Sedge and Reed Warblers  

These two closely related warblers arrive in the UK in April and are a common confusion species. Their songs can be hard to separate for an untrained ear, but thankfully, they can be easily distinguished on sight. Sedge Warblers could be described as having a stripy face, with a dark eye stripe, while Reed Warblers are a classic ‘little brown job’, a warm brown on top with a buff brown beneath.   
Sedge Warblers are often perched in scrubby vegetation, like willow, singing at the top of their voices to attract a mate. They perform a parachuting display while they sing, rocketing up from their perch and warbling with gusto. Meanwhile, Reed Warblers usually skulk in the dense reeds, their loud song erupting from the vegetation. Both vocalists play a starring role in a wetland Dawn Chorus.   

Cetti’s Warblers are another warbler species frequently found in reedbeds and are a chestnut brown on top and a grey-brown underneath. These birds have a distinct, explosive song that easily sets them apart from their peers and they can be heard all year round. First recorded in the UK in the early 1960s, a warming climate means their range is moving northward and they can now be found both breeding and overwintering in England and Wales. 

A Reed Warbler perched on a branch.

Nature reserves to visit this month



Loch Lomond: Nestled in the Trossachs, at this reserve you can watch Red Squirrels leaping from branch to branch in woodlands carpeted with Bluebells. Stroll through forest and fen down to the Loch shore and listen out for reeling Grasshopper Warblers and the fluid song of the Tree Pipit.

Wood of Cree: An ancient woodland climbs up the sides of cascading waterfalls at Wood of Cree in the south of Scotland. Bluebells blanket the floor, while Pied Flycatchers flit between their nests and Wood Warblers trill from the trees. Listen out for Cuckoo calls in the spring and keep watch for the rare Willow Tit.

The view of the lake at Loch Lomond with views of mountains in the back and autumnal trees to the side.


Newport Wetlands: Newport Wetlands welcomed the return of the first breeding Bitterns in Wales in over 200 years in 2022. For the past two years, this pair has successfully fledged six chicks each year and there's hope that more will nest on the reserve in years to come.
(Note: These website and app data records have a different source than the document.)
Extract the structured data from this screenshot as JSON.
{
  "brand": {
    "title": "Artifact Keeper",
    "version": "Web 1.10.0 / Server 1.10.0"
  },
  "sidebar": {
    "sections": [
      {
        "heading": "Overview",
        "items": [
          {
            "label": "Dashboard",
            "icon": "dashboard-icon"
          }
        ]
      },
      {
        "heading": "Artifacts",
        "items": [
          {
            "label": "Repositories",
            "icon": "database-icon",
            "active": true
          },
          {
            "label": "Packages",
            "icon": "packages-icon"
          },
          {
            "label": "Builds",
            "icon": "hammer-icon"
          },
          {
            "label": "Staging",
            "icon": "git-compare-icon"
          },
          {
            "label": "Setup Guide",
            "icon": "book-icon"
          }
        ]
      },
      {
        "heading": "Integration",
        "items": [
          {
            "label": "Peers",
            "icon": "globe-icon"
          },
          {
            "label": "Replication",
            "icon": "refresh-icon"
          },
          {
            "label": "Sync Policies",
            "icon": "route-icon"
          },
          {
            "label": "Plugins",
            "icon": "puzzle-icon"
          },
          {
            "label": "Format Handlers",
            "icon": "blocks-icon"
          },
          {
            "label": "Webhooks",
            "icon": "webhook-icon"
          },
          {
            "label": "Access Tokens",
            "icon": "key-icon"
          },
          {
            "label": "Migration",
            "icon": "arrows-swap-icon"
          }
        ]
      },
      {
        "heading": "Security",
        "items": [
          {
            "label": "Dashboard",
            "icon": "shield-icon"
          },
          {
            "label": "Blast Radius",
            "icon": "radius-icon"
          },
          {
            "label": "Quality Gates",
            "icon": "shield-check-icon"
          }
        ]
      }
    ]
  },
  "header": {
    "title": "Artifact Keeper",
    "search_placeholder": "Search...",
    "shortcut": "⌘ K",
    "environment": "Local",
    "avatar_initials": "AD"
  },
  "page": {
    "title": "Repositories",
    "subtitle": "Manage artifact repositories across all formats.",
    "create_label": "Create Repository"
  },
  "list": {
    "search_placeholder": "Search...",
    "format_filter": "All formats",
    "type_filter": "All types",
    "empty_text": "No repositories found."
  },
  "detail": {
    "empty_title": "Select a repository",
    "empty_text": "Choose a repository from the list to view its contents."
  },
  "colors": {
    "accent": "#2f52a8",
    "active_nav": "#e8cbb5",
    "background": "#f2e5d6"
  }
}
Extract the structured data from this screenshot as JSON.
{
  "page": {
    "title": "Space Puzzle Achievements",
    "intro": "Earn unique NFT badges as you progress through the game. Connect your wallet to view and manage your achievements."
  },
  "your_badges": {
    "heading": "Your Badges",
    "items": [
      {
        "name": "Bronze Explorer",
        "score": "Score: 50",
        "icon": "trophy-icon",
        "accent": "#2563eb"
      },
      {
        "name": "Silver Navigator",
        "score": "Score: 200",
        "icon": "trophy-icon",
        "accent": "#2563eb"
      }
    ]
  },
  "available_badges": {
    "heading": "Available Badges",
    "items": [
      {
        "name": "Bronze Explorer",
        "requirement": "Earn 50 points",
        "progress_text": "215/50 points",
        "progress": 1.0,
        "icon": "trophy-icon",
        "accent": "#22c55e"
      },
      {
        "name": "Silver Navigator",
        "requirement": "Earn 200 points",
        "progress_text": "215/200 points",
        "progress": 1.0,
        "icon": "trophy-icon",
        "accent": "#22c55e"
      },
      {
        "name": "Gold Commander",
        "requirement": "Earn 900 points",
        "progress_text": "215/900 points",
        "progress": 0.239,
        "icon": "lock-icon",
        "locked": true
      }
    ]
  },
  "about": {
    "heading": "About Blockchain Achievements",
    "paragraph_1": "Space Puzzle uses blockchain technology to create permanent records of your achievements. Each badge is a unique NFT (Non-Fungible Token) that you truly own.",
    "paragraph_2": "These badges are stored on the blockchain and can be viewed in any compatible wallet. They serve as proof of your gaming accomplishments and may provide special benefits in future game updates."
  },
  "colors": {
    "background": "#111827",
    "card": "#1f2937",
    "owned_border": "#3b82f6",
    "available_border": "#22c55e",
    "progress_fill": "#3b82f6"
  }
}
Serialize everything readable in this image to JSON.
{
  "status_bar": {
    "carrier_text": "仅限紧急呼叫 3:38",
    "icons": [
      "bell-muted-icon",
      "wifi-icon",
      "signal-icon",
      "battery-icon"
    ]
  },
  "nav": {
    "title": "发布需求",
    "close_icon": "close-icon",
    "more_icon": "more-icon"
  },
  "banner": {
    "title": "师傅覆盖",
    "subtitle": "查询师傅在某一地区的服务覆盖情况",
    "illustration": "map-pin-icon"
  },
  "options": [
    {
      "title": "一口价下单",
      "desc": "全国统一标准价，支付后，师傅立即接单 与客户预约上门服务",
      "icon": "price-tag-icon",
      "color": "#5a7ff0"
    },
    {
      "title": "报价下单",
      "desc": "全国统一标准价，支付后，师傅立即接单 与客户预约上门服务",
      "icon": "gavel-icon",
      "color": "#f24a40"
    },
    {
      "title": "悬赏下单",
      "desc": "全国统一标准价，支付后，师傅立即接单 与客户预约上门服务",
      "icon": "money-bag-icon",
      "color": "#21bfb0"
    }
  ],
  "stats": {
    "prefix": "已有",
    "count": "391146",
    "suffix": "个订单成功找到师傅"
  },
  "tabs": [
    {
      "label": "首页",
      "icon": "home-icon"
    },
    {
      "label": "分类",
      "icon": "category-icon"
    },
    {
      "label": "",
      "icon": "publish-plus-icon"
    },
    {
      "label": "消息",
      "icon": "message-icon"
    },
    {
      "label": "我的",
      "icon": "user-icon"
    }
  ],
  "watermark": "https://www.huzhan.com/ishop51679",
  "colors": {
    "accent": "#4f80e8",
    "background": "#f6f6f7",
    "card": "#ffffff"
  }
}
Along with booming, this wetland wonderland is alive with the whirring and chirring of warblers warming up for the Dawn Chorus.  


Leighton Moss: As the largest reedbed in North West England, Leighton Moss was home to three of the 11 booming Bitterns in 1997. Breeding Bittern numbers have bounced back in recent years, and now a wander around this wetland in spring will be accompanied by an abundance of booms. Keep your eyes out over the pools to see playful Otters and fishing Ospreys! 

Arne: On the edge of Poole Harbour sits Arne, a mosaic of heathland, ancient oak woodlands and wetlands. Dartford Warblers sing from their gorse perch, while all six species of native UK reptiles bask in the south coast sunshine. If you’re visiting through April, make sure to keep your eyes out for Ospreys flying over on migration to their breeding grounds. If you’re visiting through April, make sure to keep your eyes out for Ospreys! 

A man viewing RSPB Leighton Moss nature reserve through binoculars from the hide.

Northern Ireland  

Belfast Window On Wildlife: Spot the first signs of spring straight from the city centre at Belfast’s Window On Wildlife. Located on Belfast Harbour Estate, this nature reserve is home to breeding Common and Arctic Terns throughout the summer months, arriving back in April.